A pilot plant based on the principle of gravity-driven membrane disinfection has been designed and built in 2008 in collaboration with Veolia, Kompetenzzentrum Wasser Berlin and Opalium,. The pilot plant was tested in France (Veolia Research Centre, Annet-sur-Marne (France)) and in South Africa (rural settlement Ogunjini, KwaZulu-Natal) in collaboration with Umgeni Water Works during the period of January 2009 – May 2010. This project was supported by the European Commission (project Techeau).
Placed in a 10 feet-long maritime container, the unit is composed of following componen
- A submerged flat-sheet UF module (membrane area: 40 m2).
- A storage tank for residual chlorination to avoid recontamination of treated water (not used in this study).
- Biological sand filtration was introduced into the system in order to decrease surface load of the membrane.
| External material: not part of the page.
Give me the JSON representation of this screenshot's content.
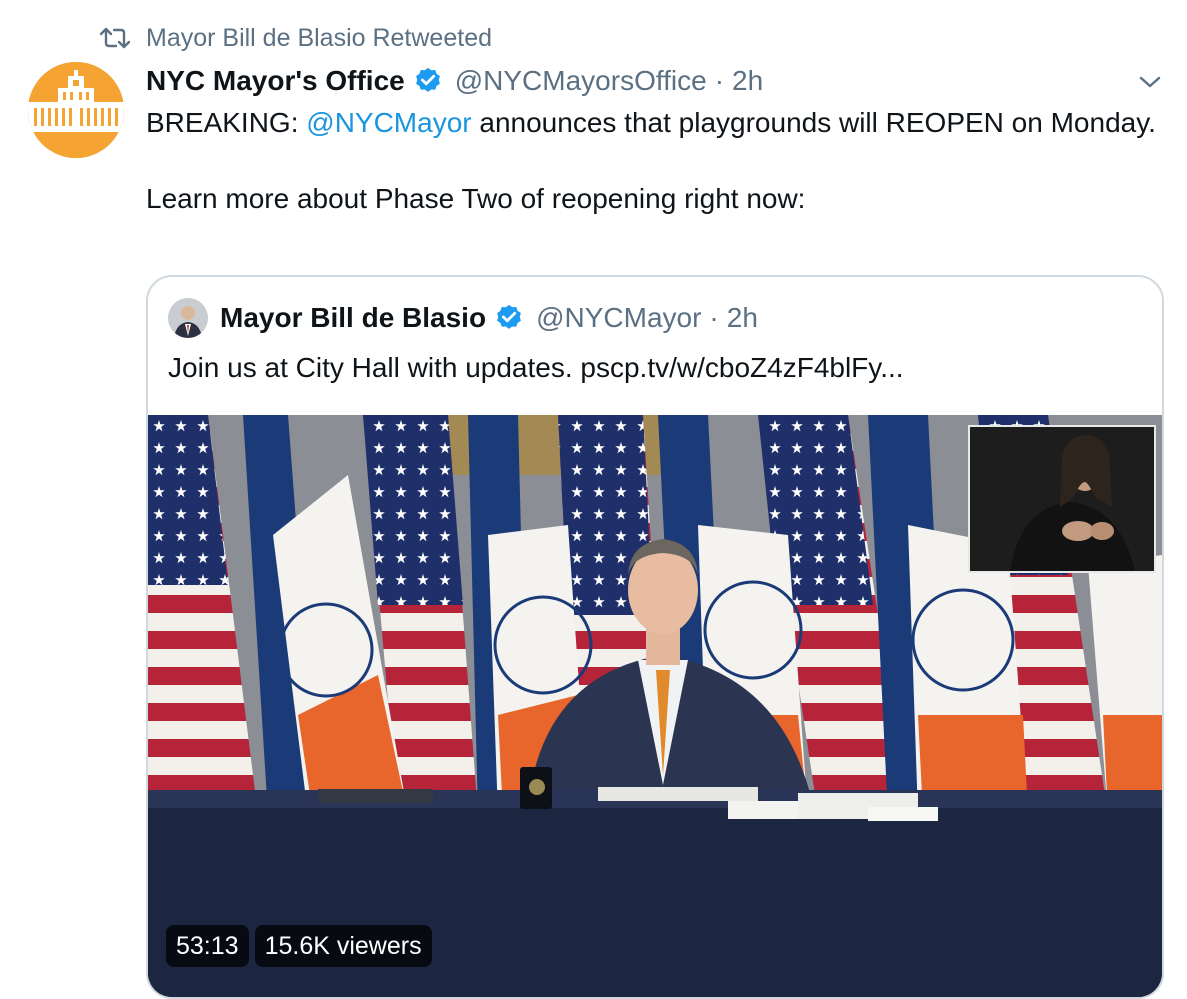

In order to investigate the impact of biological sand filtration, it was in operation during tests in France and was by-passed in the later stages.
The pilot plant has a capacity of 4 m3/d .
Pilot plant based on biological sand filtration and GDM-filtration
The pilot plant was operated in a dead-end mode without back-flushing or cleaning. However, impact of manual drainage was studied and manual drainage was applied 1-7 times a week. In France, untreated water from river Marne, France was feeding the system. This water had turbidity of 3-258 NTU and TOC of 0.9-7.7 mg C/L. Flux values of 5-7 L/m2/h (20OC) were measured.
In South Africa, river water feeding the plant had turbidity of 10-600 NTU and TOC of 1.6-2.5 mgC/L. Flux values of 4-6 L/m2/h (at 20OC) were measured when turbidity of river water was lower than 160 NTU. However, rain events resulting in increase of turbidity of river water over 600 NTU over several days led to a reduction of flux and its stabilization at 2-3 L/m2/h (see Figure 12). It was concluded that a pre-treatment is required for the system when raw water turbidity exceeds 100 NTU.